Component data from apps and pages
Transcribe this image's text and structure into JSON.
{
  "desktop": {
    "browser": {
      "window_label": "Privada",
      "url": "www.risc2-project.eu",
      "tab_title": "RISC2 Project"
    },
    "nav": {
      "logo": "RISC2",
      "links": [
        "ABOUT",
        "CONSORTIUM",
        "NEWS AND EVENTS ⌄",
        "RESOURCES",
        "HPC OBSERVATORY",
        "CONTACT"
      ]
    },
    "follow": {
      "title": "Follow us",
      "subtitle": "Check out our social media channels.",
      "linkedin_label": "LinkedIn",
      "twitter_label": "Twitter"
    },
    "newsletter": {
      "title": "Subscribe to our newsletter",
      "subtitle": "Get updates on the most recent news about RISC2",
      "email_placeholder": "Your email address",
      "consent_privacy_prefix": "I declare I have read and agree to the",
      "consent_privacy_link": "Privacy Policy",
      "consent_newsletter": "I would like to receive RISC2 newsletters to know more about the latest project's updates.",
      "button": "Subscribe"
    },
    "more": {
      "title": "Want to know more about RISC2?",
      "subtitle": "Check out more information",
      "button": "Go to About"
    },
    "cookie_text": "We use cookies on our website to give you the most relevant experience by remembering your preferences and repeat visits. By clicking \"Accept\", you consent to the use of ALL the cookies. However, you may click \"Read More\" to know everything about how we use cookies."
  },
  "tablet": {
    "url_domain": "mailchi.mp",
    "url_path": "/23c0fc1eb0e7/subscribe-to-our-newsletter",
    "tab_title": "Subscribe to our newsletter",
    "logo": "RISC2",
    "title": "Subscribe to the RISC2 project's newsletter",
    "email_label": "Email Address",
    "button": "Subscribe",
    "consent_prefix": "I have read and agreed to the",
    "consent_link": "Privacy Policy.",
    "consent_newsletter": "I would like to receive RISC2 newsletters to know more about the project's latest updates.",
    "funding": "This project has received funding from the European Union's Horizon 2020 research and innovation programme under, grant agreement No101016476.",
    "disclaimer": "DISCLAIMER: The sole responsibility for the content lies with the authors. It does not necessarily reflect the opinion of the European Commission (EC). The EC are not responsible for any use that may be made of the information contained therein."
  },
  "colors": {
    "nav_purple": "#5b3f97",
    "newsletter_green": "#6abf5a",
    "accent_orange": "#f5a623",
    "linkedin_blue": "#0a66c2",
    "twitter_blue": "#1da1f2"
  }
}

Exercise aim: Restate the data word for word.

Answer to this problem:
Transcribe this image's text and structure into JSON.
{
  "desktop": {
    "browser": {
      "window_label": "Privada",
      "url": "www.risc2-project.eu",
      "tab_title": "RISC2 Project"
    },
    "nav": {
      "logo": "RISC2",
      "links": [
        "ABOUT",
        "CONSORTIUM",
        "NEWS AND EVENTS ⌄",
        "RESOURCES",
        "HPC OBSERVATORY",
        "CONTACT"
      ]
    },
    "follow": {
      "title": "Follow us",
      "subtitle": "Check out our social media channels.",
      "linkedin_label": "LinkedIn",
      "twitter_label": "Twitter"
    },
    "newsletter": {
      "title": "Subscribe to our newsletter",
      "subtitle": "Get updates on the most recent news about RISC2",
      "email_placeholder": "Your email address",
      "consent_privacy_prefix": "I declare I have read and agree to the",
      "consent_privacy_link": "Privacy Policy",
      "consent_newsletter": "I would like to receive RISC2 newsletters to know more about the latest project's updates.",
      "button": "Subscribe"
    },
    "more": {
      "title": "Want to know more about RISC2?",
      "subtitle": "Check out more information",
      "button": "Go to About"
    },
    "cookie_text": "We use cookies on our website to give you the most relevant experience by remembering your preferences and repeat visits. By clicking \"Accept\", you consent to the use of ALL the cookies. However, you may click \"Read More\" to know everything about how we use cookies."
  },
  "tablet": {
    "url_domain": "mailchi.mp",
    "url_path": "/23c0fc1eb0e7/subscribe-to-our-newsletter",
    "tab_title": "Subscribe to our newsletter",
    "logo": "RISC2",
    "title": "Subscribe to the RISC2 project's newsletter",
    "email_label": "Email Address",
    "button": "Subscribe",
    "consent_prefix": "I have read and agreed to the",
    "consent_link": "Privacy Policy.",
    "consent_newsletter": "I would like to receive RISC2 newsletters to know more about the project's latest updates.",
    "funding": "This project has received funding from the European Union's Horizon 2020 research and innovation programme under, grant agreement No101016476.",
    "disclaimer": "DISCLAIMER: The sole responsibility for the content lies with the authors. It does not necessarily reflect the opinion of the European Commission (EC). The EC are not responsible for any use that may be made of the information contained therein."
  },
  "colors": {
    "nav_purple": "#5b3f97",
    "newsletter_green": "#6abf5a",
    "accent_orange": "#f5a623",
    "linkedin_blue": "#0a66c2",
    "twitter_blue": "#1da1f2"
  }
}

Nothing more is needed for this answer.